1) It’s okay not to be okay. No one feels 100% okay everyday. Even if you think they do, it’s not a realistic expectation to have for yourself. You’re going to go through things, you’re going to feel emotions that aren’t always nice and you’re going to be sad. It happens. The difference is how you cope with these things. You can either recognize that things happen and sometimes you’re going to feel bad. Or you can drown in whatever negative feeling you’re feeling and push yourself into a bad space. So here’s a mini list of things that I am finding helpful as I go through this journey.

2) Its okay to talk to friend about what you’re going through. A lot of the times mental illnesses can be isolating because you wonder who you can talk to. Even if you have a large supportive friend group, it can be hard to sit there with a friend and let them know how you have been feeling. However, you shouldn’t have to feel that way. Any person that calls you a friend should want to know how you feel. You don’t even have to share with them everything, but sometimes a brief talk with a friend can do wonders when you’re not in such a good place.

3) If you’re being prescribed any type of medication for your mental illness, take it. This is something that I constantly struggle with. For me I would get on a medicine, feel normal after a while, and then start to ponder if I even needed it in the first place (this is common for people with bipolar disorder and other mental illnesses). I am here to tell you that you need your medicine. Mental illness is not all just mental, they are caused by real physical and chemical issues within your body. So, if you’re psychiatrist thinks that it’s best that you’re on a mood stabilizer or an antidepressant, take it. If you’re worried about the side effects or if you’re not feeling well while on them talk to your doctor, but don’t stop unless given specific directions.

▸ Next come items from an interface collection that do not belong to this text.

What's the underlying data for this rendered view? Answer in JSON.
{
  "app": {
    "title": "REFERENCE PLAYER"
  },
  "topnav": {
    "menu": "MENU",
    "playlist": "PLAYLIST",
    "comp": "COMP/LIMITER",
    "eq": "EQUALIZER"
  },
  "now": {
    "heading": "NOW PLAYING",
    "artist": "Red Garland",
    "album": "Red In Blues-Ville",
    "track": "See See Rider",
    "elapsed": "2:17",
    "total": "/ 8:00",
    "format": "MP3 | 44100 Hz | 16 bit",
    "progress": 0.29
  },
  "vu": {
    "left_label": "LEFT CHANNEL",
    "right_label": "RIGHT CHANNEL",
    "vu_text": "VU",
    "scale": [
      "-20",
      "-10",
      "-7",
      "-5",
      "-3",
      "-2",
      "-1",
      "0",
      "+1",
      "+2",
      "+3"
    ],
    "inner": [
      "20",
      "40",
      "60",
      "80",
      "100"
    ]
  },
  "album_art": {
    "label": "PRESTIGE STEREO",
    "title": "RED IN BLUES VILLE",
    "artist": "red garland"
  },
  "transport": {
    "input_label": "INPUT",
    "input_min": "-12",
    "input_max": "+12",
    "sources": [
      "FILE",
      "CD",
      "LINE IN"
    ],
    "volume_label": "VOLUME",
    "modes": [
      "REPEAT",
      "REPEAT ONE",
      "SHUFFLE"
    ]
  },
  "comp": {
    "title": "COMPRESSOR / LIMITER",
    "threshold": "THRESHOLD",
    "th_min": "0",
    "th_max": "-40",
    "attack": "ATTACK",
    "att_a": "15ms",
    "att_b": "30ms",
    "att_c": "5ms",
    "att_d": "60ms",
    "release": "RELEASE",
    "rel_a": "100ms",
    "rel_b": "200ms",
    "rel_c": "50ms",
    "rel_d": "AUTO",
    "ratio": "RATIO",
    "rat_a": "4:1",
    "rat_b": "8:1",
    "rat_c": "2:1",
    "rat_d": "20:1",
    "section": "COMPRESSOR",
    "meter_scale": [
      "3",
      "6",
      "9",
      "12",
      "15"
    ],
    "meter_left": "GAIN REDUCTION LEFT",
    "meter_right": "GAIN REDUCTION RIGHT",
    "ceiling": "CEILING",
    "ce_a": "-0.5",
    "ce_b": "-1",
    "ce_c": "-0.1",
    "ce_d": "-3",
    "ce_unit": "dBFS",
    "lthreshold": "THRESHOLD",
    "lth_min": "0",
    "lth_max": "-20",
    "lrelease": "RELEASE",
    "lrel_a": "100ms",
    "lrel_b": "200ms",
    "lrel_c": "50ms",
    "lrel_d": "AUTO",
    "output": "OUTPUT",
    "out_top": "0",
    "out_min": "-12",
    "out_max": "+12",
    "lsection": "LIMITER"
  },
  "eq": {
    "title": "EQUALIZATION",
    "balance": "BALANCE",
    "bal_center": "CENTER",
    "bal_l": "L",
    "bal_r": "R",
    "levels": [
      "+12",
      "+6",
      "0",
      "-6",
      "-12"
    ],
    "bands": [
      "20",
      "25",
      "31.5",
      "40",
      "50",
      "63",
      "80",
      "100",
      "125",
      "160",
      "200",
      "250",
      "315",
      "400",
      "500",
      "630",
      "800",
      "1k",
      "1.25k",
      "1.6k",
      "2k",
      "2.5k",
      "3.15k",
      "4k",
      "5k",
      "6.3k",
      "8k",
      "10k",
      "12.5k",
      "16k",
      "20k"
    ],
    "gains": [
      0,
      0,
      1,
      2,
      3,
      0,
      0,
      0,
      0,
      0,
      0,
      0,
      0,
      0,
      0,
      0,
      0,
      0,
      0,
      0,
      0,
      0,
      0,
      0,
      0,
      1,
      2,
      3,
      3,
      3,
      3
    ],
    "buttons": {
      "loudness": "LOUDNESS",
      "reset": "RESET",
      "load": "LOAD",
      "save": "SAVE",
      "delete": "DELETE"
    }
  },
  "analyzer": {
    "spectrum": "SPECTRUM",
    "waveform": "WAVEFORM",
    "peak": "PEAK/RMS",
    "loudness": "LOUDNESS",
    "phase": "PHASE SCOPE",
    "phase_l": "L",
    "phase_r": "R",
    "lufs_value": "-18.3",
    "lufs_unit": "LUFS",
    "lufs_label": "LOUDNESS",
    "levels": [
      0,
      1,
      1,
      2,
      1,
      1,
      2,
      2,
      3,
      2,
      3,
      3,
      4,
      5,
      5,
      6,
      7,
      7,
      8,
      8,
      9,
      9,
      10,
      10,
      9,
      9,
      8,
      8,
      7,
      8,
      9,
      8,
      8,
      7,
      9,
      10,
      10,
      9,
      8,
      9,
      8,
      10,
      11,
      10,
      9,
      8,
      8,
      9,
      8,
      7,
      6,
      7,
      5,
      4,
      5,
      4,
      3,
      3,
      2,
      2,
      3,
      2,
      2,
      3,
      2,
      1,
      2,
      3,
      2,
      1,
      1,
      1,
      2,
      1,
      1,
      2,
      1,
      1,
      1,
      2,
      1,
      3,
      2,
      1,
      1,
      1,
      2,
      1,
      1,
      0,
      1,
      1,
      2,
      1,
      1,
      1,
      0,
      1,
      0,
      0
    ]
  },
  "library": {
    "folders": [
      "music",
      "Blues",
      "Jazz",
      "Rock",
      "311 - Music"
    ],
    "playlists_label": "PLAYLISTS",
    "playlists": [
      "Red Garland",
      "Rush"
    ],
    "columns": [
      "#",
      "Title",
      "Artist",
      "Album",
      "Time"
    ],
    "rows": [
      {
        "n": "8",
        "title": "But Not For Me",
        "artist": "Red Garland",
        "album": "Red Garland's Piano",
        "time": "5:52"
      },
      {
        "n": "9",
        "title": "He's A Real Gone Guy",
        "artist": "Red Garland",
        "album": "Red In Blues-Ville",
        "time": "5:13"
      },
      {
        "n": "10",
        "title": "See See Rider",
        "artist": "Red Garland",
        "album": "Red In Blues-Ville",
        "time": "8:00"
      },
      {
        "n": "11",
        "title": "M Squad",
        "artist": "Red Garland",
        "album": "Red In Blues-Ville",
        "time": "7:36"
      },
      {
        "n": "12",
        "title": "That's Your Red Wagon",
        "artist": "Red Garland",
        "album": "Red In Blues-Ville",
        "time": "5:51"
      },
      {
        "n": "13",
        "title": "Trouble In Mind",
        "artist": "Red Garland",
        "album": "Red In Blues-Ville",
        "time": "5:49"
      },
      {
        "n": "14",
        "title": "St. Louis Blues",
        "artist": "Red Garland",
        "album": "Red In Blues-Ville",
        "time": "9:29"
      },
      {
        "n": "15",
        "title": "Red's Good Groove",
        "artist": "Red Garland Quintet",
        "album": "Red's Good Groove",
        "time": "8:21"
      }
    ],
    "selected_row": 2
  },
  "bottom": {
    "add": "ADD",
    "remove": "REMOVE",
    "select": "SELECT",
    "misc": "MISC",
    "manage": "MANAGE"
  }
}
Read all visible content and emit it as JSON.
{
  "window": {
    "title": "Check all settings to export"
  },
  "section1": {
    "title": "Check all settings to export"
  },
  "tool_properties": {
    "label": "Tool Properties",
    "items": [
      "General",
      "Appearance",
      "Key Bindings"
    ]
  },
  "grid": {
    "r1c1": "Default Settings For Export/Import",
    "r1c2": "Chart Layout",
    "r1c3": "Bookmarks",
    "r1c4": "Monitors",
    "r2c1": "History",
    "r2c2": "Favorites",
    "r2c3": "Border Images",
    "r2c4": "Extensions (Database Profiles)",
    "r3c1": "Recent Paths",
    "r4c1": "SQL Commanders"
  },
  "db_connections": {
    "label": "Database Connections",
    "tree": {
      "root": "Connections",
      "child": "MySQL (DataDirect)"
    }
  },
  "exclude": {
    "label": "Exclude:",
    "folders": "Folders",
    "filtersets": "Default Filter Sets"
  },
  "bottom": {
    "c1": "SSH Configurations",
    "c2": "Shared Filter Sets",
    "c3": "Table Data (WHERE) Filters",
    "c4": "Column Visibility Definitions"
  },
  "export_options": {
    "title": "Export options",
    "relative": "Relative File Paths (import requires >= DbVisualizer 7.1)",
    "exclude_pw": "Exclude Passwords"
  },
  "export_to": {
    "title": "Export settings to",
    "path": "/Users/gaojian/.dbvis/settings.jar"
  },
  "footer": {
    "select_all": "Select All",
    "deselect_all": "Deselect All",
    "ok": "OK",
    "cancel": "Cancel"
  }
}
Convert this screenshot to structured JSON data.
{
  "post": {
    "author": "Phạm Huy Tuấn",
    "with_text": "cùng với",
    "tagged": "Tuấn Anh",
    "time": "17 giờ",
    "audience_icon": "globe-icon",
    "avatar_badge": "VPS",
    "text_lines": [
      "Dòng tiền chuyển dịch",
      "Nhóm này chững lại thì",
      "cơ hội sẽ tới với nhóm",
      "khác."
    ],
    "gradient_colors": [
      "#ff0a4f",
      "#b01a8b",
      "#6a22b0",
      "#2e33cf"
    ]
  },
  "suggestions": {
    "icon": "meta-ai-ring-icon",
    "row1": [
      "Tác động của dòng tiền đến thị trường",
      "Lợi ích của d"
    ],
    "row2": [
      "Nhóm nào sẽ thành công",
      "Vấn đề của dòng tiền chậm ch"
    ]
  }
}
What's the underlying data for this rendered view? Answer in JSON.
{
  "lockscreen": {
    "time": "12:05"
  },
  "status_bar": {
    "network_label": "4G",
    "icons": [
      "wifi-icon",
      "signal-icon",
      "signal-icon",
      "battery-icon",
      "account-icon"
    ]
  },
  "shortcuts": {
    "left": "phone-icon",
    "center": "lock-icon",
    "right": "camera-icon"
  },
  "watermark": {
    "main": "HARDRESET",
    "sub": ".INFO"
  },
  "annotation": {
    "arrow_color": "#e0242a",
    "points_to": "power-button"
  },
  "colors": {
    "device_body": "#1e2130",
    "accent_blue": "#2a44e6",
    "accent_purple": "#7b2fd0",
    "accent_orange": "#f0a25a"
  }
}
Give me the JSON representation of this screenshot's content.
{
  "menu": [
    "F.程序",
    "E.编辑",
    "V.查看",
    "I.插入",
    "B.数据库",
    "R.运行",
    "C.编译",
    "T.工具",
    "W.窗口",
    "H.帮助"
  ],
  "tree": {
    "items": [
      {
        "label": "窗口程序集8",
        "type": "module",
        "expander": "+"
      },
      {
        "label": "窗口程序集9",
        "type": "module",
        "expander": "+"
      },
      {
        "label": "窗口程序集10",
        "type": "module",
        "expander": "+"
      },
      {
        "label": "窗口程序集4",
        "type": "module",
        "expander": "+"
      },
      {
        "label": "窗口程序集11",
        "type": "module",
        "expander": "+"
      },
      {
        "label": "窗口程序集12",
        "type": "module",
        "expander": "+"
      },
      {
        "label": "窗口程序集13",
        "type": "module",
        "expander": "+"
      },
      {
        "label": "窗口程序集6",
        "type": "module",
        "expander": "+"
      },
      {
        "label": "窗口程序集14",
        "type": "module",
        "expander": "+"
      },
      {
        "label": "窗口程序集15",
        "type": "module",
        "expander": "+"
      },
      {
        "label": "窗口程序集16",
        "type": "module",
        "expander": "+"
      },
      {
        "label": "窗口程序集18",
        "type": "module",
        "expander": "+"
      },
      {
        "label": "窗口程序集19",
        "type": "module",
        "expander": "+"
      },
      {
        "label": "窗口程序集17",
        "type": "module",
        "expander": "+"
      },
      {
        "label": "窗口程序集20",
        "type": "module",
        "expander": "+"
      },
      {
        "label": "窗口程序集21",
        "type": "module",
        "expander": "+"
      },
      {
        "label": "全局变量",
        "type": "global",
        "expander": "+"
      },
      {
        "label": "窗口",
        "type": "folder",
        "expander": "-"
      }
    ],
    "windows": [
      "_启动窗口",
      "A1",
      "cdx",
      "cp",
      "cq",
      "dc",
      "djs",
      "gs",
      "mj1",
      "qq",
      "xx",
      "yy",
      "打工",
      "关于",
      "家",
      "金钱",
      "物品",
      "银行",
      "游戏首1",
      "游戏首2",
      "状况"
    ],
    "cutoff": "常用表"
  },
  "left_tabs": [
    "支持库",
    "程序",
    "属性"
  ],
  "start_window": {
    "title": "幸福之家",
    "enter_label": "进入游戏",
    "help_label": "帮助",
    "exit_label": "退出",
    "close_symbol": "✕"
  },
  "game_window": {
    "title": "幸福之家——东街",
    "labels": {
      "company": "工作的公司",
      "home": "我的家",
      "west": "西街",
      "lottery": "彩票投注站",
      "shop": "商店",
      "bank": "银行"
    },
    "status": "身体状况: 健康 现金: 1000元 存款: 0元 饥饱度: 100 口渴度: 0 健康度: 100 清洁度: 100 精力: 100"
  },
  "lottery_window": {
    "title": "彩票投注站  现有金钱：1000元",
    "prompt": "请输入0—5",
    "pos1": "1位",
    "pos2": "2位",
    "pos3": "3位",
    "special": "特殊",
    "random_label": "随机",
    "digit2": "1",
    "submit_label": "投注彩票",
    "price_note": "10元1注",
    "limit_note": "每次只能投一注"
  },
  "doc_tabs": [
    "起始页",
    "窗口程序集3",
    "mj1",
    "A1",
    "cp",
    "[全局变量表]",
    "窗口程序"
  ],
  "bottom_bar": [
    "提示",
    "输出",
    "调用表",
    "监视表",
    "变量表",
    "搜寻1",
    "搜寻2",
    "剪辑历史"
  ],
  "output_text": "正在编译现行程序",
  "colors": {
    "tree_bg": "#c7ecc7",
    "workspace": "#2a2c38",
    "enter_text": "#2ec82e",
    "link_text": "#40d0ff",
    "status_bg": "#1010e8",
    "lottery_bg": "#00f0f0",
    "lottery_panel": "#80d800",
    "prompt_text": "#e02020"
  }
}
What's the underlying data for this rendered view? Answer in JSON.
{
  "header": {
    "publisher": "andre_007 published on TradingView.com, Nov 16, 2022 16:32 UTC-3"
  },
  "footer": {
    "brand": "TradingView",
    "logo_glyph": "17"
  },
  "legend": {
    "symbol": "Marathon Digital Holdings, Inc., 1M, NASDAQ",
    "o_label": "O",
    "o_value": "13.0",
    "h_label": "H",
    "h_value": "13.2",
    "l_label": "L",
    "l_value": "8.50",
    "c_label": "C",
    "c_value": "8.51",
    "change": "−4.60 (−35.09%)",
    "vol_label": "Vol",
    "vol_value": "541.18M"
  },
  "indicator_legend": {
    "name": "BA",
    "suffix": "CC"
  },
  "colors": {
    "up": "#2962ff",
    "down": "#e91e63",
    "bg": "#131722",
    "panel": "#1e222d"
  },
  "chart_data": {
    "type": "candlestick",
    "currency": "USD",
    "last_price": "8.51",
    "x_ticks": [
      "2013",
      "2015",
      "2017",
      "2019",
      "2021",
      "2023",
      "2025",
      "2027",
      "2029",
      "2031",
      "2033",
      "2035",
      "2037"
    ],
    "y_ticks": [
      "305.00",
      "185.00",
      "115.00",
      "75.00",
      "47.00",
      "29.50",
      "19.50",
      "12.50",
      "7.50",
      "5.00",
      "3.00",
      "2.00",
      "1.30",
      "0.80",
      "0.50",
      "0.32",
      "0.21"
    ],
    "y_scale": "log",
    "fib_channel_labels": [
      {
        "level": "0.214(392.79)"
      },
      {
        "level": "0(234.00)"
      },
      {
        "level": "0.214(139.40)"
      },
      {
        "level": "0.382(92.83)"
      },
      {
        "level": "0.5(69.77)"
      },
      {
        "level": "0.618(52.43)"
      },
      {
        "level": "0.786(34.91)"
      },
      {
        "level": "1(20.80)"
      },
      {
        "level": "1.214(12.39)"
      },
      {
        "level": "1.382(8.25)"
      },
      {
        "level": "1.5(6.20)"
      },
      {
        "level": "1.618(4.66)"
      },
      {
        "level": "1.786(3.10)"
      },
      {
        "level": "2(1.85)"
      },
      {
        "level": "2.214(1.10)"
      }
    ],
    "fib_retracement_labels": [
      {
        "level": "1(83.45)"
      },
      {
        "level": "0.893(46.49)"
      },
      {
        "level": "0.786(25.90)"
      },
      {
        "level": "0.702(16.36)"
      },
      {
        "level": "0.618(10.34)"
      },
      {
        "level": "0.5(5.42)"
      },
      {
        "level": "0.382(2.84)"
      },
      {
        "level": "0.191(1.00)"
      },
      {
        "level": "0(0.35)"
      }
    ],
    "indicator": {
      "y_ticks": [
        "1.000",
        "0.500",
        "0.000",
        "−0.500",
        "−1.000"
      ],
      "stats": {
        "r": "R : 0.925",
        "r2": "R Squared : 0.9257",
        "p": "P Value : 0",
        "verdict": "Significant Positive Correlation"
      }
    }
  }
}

4) You don’t have to go through anything alone. With the advent of new technology there are more ways than ever to reach out. One of the most popular ways to find things such as hotlines and online chat rooms is the SAMHSA (substance abuse and mental health service administration). They have a hotline 1-800-662-HELP that can help you find doctors or even other lines to talk to someone. These people are usually trained individuals who will listen and also direct you to your closest doctor. If you find yourself stuck or feeling like there is no way out, this can be your way, you don’t have to struggle.

This is definitely not an end all be all and I’m still learning lots until this day, I hope you guys find these tips helpful for you as go through the journey that is life.